■ ENTRIES SUPPLIED ■
★ ★ ★

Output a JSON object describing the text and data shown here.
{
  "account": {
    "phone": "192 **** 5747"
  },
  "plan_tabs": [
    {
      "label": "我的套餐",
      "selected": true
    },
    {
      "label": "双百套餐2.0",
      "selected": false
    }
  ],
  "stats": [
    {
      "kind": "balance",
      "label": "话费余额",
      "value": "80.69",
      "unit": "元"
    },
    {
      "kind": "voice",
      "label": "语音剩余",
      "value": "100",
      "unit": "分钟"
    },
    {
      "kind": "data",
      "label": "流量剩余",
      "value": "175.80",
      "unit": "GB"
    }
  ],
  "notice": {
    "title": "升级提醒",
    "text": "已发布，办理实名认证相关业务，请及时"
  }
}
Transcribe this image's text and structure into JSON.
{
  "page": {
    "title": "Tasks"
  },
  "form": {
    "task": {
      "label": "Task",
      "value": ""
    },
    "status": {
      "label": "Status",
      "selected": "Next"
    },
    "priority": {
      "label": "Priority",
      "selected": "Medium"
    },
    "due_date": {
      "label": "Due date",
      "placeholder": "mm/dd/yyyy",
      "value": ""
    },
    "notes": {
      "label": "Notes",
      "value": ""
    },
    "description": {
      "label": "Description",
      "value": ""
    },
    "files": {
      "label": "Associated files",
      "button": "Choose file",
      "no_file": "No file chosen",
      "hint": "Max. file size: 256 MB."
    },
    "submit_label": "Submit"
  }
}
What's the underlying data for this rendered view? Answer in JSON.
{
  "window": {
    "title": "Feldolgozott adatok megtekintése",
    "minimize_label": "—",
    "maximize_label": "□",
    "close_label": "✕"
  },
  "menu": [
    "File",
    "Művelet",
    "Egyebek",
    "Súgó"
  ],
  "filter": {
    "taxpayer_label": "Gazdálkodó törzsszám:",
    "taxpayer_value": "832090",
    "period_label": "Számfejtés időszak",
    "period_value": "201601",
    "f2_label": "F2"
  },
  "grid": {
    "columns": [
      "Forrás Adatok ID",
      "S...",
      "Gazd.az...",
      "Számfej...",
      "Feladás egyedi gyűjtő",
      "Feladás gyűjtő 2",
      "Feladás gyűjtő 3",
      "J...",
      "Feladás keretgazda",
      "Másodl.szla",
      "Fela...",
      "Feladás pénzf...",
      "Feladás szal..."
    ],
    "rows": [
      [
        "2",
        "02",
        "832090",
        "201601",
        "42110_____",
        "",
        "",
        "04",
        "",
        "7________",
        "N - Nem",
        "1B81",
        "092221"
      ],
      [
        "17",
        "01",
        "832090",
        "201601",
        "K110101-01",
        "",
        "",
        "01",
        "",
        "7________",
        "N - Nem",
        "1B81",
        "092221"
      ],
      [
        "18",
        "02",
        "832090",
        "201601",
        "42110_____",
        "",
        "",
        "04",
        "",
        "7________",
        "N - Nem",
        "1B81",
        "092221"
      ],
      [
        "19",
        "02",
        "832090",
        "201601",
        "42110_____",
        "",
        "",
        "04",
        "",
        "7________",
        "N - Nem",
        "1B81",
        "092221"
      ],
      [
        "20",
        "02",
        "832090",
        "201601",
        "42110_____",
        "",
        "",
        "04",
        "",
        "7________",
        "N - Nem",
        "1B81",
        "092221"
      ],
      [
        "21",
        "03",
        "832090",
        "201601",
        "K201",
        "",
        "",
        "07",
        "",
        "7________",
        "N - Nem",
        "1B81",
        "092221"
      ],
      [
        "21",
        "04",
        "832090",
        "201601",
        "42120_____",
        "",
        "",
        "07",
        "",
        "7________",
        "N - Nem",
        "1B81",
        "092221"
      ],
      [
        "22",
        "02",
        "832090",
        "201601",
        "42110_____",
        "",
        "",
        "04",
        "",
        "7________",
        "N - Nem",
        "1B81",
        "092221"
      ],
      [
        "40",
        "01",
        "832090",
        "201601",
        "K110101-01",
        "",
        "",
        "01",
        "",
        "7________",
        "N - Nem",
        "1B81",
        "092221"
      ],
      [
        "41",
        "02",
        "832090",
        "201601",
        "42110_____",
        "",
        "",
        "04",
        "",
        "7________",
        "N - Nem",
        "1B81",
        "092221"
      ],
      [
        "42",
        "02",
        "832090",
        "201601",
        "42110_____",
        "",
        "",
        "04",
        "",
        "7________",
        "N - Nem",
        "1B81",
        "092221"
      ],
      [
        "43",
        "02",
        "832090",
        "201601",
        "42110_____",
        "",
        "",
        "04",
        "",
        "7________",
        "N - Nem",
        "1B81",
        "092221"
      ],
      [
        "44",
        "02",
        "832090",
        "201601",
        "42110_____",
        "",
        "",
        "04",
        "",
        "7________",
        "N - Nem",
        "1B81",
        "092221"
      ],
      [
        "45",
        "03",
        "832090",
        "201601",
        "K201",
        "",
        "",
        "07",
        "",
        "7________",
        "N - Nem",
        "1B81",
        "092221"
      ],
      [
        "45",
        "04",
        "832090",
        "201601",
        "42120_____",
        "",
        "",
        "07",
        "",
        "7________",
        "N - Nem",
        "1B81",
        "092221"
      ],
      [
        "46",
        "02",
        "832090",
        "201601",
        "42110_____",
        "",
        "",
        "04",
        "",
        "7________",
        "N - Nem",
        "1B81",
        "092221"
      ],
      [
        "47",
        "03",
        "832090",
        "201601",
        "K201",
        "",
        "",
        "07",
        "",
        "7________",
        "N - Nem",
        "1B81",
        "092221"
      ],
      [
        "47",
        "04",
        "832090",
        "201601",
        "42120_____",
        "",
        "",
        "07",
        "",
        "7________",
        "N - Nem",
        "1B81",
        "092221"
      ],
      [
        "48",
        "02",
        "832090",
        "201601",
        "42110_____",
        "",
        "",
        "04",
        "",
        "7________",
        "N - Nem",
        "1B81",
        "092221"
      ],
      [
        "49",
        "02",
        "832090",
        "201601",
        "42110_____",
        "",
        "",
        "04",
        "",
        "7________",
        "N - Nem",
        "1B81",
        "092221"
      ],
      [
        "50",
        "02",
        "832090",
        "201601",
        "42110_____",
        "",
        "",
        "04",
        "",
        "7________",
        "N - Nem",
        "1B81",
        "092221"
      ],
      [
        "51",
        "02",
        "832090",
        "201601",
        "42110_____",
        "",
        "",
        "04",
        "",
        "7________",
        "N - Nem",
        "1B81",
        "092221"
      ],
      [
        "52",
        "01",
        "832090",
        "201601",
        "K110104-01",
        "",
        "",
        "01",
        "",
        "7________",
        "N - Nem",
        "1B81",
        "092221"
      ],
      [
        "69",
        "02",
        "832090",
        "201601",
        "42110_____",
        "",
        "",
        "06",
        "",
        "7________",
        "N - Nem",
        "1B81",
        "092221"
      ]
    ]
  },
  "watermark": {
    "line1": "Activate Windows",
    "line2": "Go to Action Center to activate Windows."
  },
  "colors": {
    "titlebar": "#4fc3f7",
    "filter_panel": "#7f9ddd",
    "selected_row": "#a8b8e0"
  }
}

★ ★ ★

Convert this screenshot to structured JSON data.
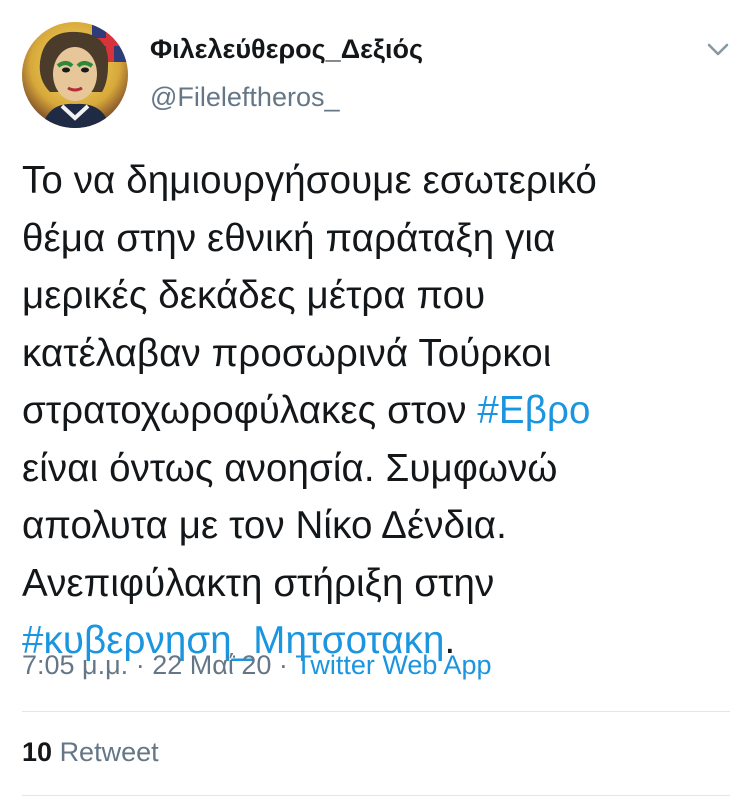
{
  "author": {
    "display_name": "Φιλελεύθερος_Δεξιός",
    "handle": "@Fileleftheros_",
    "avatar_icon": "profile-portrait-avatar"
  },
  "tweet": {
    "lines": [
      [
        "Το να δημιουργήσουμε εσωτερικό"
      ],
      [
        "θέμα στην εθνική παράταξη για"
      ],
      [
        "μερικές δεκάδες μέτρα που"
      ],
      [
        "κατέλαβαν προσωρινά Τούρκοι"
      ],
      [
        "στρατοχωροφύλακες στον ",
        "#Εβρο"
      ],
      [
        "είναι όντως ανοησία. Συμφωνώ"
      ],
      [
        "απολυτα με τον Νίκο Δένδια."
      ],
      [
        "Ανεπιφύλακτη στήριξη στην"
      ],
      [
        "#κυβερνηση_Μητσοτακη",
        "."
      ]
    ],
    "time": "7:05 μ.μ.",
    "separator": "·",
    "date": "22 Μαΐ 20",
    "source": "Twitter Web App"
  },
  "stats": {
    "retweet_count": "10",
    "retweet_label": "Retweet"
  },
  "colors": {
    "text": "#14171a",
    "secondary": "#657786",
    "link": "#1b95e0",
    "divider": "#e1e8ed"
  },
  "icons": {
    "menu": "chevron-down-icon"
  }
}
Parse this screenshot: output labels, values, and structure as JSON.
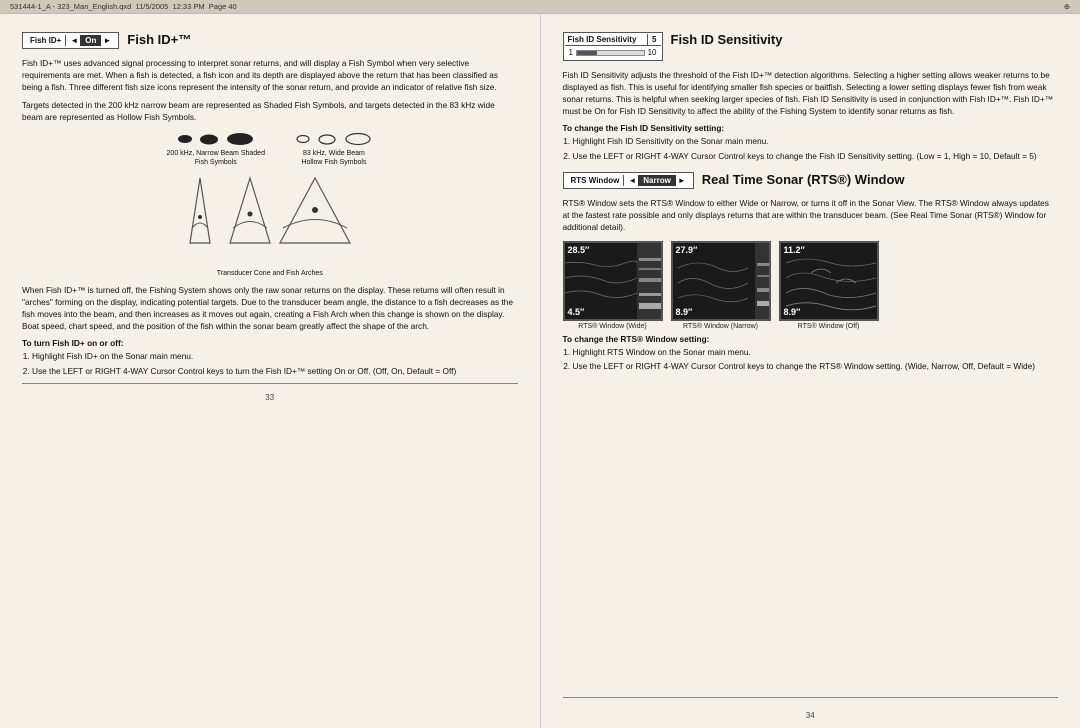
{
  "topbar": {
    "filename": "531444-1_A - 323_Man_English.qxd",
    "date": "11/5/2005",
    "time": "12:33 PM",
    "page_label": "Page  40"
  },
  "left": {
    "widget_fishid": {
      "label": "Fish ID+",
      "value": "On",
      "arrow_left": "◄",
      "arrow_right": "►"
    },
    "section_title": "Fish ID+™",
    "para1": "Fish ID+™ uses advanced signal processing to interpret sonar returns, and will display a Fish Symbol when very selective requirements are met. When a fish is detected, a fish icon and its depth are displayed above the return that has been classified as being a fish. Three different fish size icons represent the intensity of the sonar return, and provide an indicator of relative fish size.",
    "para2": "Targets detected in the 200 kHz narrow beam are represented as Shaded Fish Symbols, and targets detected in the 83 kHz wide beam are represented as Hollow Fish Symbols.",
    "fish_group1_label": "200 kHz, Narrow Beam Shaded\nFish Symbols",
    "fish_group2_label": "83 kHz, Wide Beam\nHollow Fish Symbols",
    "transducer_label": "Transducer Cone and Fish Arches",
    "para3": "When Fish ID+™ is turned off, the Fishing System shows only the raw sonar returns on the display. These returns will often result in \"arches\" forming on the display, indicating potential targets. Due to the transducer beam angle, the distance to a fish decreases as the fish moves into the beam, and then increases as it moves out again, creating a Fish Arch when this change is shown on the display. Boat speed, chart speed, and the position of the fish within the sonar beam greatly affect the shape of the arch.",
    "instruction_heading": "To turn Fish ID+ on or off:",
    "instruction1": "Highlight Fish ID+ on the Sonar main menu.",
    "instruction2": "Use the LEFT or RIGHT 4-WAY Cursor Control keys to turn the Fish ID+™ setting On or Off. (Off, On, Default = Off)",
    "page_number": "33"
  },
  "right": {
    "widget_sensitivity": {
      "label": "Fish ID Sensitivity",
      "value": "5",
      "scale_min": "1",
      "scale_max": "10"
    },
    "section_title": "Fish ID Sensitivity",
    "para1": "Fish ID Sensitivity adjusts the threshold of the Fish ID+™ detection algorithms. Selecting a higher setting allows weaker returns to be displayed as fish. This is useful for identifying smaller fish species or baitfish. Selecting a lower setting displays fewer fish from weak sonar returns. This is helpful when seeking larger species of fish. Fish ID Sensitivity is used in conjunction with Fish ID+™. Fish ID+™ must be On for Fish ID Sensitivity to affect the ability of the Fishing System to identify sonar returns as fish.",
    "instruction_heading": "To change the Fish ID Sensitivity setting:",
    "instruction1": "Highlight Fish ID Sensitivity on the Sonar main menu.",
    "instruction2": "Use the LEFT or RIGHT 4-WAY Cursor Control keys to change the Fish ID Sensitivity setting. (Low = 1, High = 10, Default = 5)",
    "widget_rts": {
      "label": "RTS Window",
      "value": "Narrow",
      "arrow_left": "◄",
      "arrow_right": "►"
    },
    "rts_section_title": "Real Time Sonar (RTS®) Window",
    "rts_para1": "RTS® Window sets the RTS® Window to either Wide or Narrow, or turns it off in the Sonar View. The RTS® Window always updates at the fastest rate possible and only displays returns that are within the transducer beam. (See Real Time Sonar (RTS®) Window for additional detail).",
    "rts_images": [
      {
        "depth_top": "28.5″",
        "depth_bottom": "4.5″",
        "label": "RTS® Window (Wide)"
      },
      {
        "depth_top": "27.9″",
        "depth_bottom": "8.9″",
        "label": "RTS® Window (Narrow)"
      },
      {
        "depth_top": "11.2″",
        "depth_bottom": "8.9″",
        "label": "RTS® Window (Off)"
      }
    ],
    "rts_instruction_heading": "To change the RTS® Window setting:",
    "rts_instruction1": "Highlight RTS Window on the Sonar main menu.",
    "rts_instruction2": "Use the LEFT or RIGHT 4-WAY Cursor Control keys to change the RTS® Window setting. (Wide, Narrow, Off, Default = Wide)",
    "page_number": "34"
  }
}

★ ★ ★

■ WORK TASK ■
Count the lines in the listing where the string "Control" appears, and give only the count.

■ SOLUTION TO THE EXERCISE ■
3